(Entries from a dataset of interfaces)
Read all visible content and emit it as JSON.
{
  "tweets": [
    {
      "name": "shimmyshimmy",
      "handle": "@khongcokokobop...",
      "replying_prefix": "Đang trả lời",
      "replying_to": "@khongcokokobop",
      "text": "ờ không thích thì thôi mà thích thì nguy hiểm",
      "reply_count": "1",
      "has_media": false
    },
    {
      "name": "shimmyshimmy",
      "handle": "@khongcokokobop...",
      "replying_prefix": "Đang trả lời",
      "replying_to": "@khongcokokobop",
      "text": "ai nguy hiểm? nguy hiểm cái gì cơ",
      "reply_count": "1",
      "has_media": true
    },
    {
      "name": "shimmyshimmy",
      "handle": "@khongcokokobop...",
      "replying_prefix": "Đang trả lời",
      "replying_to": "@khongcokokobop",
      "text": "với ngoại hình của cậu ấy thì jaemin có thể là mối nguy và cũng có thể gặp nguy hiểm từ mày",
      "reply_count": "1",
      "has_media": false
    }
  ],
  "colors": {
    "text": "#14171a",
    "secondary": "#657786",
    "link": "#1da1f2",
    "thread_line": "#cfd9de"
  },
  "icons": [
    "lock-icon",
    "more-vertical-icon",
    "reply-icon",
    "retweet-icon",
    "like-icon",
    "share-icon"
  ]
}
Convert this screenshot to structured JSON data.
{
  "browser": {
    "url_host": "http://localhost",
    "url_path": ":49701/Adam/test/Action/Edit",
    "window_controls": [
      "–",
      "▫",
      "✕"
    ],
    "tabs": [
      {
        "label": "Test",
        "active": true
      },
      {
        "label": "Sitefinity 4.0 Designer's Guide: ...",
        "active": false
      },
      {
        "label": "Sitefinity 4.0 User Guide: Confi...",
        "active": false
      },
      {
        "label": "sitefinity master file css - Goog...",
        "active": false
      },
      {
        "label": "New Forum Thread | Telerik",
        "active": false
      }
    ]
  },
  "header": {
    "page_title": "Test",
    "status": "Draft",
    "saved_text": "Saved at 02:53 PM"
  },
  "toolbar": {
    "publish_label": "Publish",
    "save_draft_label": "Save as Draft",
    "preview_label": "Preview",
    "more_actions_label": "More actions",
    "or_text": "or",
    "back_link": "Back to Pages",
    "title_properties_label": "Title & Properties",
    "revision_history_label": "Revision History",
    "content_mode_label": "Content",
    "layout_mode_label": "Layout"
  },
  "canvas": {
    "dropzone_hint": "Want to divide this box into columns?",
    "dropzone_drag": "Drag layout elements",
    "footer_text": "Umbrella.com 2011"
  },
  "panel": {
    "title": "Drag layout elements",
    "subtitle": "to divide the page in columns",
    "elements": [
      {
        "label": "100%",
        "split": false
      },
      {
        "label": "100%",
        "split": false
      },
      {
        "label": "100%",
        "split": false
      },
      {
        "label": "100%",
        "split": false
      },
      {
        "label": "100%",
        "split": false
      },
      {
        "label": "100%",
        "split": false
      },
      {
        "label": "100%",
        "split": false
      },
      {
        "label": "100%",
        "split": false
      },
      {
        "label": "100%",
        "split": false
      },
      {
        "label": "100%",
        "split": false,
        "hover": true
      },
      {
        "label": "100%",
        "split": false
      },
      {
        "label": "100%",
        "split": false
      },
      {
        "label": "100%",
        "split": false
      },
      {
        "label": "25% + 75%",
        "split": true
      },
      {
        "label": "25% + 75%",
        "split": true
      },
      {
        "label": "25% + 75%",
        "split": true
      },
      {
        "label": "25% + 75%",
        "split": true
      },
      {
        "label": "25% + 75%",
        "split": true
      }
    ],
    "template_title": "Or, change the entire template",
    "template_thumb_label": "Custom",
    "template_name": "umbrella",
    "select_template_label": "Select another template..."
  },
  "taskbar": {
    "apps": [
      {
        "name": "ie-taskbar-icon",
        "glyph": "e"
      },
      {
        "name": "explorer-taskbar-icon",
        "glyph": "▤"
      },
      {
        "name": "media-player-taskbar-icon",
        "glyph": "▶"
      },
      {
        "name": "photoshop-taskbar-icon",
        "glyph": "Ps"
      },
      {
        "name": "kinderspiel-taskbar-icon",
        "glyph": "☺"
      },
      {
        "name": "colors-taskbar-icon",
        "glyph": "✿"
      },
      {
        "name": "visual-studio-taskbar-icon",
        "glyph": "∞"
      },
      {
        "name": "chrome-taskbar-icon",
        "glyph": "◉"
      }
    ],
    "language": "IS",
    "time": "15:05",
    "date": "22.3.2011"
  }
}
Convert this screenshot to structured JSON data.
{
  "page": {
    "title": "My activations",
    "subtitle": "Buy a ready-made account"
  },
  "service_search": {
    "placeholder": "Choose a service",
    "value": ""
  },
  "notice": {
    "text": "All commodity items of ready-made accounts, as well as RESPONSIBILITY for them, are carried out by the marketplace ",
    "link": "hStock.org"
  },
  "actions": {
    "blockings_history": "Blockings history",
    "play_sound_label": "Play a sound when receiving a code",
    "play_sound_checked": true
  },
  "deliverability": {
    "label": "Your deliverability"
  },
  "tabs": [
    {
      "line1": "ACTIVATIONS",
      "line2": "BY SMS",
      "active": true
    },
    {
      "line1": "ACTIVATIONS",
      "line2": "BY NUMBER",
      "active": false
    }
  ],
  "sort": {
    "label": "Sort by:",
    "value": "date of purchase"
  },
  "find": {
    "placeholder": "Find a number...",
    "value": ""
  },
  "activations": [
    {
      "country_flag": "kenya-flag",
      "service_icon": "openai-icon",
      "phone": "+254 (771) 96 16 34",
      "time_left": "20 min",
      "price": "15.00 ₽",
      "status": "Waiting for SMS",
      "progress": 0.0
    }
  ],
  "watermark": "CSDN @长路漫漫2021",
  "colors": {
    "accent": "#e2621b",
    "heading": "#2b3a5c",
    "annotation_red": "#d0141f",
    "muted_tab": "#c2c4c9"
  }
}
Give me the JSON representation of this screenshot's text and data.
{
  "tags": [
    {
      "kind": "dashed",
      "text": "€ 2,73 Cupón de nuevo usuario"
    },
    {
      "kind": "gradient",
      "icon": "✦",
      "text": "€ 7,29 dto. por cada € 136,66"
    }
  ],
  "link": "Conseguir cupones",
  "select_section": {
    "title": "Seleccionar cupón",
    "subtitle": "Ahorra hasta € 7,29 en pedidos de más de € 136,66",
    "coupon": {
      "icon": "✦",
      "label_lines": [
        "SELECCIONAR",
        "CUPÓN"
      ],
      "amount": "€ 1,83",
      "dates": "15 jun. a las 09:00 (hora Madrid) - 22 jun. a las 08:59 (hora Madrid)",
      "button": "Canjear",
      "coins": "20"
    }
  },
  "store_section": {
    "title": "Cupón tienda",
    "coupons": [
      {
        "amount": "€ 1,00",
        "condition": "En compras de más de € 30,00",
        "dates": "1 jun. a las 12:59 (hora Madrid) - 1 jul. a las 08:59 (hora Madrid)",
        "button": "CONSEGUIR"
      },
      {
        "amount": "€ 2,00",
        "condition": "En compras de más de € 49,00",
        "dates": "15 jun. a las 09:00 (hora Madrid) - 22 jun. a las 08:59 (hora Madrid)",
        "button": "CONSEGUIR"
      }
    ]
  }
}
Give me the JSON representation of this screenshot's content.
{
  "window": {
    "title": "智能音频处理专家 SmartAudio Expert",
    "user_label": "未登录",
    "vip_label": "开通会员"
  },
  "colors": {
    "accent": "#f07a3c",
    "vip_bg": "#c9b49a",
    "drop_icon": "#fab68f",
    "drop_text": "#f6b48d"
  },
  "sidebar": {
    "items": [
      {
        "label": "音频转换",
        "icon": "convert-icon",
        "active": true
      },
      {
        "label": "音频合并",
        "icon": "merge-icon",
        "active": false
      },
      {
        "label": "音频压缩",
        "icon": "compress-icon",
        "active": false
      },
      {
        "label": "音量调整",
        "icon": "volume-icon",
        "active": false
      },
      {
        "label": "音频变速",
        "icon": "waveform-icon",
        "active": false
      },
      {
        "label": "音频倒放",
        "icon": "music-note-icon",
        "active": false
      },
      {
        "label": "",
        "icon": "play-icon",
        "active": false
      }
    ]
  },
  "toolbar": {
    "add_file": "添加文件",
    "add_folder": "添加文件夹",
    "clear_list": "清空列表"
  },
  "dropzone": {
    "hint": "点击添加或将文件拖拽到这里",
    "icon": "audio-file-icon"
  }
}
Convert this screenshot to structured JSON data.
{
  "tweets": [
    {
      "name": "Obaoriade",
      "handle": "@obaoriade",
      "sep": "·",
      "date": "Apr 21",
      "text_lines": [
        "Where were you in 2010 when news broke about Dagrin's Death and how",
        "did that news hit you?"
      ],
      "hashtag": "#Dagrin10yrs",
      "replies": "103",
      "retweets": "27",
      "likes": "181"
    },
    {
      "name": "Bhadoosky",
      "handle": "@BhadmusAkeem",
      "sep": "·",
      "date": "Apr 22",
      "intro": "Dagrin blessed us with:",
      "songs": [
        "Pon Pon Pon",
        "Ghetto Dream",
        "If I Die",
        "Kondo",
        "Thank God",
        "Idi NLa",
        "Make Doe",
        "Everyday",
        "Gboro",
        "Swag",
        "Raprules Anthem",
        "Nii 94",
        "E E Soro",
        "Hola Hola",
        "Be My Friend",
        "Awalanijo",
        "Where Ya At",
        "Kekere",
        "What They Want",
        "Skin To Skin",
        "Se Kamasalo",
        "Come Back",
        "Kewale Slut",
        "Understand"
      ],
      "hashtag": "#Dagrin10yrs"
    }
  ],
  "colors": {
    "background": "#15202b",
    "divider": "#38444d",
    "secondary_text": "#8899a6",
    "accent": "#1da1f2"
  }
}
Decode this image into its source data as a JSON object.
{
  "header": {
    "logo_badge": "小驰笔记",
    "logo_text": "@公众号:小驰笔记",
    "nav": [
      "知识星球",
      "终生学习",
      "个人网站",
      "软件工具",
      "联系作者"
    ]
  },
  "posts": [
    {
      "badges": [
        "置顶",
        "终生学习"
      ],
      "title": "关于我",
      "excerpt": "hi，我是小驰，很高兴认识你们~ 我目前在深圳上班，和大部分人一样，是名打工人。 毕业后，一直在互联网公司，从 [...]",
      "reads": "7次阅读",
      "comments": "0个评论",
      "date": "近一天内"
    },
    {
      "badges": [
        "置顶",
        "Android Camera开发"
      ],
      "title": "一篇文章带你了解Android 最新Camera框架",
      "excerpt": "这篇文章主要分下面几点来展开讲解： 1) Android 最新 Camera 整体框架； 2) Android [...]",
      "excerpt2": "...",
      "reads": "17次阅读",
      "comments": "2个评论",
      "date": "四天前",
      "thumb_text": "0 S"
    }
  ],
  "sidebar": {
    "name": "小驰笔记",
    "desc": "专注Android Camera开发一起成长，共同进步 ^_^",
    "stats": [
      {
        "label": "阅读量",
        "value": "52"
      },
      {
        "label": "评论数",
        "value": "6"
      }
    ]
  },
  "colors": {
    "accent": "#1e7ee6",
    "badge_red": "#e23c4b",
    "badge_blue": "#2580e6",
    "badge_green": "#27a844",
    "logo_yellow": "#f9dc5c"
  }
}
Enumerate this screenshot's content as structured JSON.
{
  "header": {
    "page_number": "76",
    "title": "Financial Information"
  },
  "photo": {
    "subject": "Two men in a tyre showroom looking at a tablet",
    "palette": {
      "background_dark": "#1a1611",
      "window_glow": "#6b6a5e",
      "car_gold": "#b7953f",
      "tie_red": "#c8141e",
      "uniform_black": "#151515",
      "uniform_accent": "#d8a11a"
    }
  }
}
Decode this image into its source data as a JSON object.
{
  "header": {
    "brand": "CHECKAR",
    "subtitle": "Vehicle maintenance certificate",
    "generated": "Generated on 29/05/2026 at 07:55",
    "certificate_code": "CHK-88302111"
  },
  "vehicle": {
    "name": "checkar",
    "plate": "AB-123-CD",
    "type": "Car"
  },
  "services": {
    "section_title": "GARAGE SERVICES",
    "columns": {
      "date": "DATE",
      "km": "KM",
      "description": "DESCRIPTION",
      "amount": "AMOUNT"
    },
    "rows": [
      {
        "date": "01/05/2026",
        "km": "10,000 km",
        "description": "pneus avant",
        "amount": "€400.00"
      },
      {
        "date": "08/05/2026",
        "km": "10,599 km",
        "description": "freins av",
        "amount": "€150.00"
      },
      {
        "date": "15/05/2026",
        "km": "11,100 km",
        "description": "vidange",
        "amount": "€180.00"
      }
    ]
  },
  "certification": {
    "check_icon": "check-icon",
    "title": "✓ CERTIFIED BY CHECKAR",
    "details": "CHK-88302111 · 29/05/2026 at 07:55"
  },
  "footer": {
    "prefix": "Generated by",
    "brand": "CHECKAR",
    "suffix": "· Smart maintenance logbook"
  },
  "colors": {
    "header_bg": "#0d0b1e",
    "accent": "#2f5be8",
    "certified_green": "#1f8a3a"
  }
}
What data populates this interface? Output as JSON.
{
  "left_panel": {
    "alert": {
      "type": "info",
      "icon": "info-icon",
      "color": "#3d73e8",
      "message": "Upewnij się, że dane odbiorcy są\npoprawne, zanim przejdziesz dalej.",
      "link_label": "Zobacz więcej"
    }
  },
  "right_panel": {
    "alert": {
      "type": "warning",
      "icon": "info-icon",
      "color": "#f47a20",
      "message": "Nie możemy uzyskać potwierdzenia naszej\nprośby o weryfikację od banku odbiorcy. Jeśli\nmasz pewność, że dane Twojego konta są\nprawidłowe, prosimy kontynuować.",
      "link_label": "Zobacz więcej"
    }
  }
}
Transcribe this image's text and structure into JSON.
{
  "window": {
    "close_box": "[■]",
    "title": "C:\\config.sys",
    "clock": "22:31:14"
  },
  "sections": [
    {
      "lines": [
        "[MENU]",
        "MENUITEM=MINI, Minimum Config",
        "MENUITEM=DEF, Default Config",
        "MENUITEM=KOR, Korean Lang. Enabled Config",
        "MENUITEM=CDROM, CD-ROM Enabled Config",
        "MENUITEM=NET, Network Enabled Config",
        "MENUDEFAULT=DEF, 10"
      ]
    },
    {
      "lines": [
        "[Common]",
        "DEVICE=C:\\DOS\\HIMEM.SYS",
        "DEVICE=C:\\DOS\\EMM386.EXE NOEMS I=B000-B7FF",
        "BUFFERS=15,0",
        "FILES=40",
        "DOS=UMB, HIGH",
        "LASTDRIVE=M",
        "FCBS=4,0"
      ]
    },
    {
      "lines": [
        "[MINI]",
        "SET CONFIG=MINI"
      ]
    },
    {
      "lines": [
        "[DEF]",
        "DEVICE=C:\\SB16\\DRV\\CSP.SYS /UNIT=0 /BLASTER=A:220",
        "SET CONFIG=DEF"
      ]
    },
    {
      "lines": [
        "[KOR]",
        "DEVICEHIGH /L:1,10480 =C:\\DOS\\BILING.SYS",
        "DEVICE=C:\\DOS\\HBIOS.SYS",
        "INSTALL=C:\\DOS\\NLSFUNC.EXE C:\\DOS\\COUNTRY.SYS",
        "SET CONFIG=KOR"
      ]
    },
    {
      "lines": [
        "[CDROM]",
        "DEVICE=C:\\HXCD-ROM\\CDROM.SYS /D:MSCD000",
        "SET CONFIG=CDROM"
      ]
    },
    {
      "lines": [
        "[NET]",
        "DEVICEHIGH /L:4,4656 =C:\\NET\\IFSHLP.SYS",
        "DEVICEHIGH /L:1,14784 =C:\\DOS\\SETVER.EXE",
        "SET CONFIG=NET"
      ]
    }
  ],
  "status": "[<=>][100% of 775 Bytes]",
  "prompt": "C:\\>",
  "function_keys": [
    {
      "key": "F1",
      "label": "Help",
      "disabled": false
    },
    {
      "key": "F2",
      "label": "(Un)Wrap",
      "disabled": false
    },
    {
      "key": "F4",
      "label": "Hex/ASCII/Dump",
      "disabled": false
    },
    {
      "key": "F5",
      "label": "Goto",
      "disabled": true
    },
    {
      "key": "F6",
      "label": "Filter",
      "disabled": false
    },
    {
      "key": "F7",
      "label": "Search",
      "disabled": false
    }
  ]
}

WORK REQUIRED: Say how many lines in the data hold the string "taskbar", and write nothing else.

THE ANSWER: 9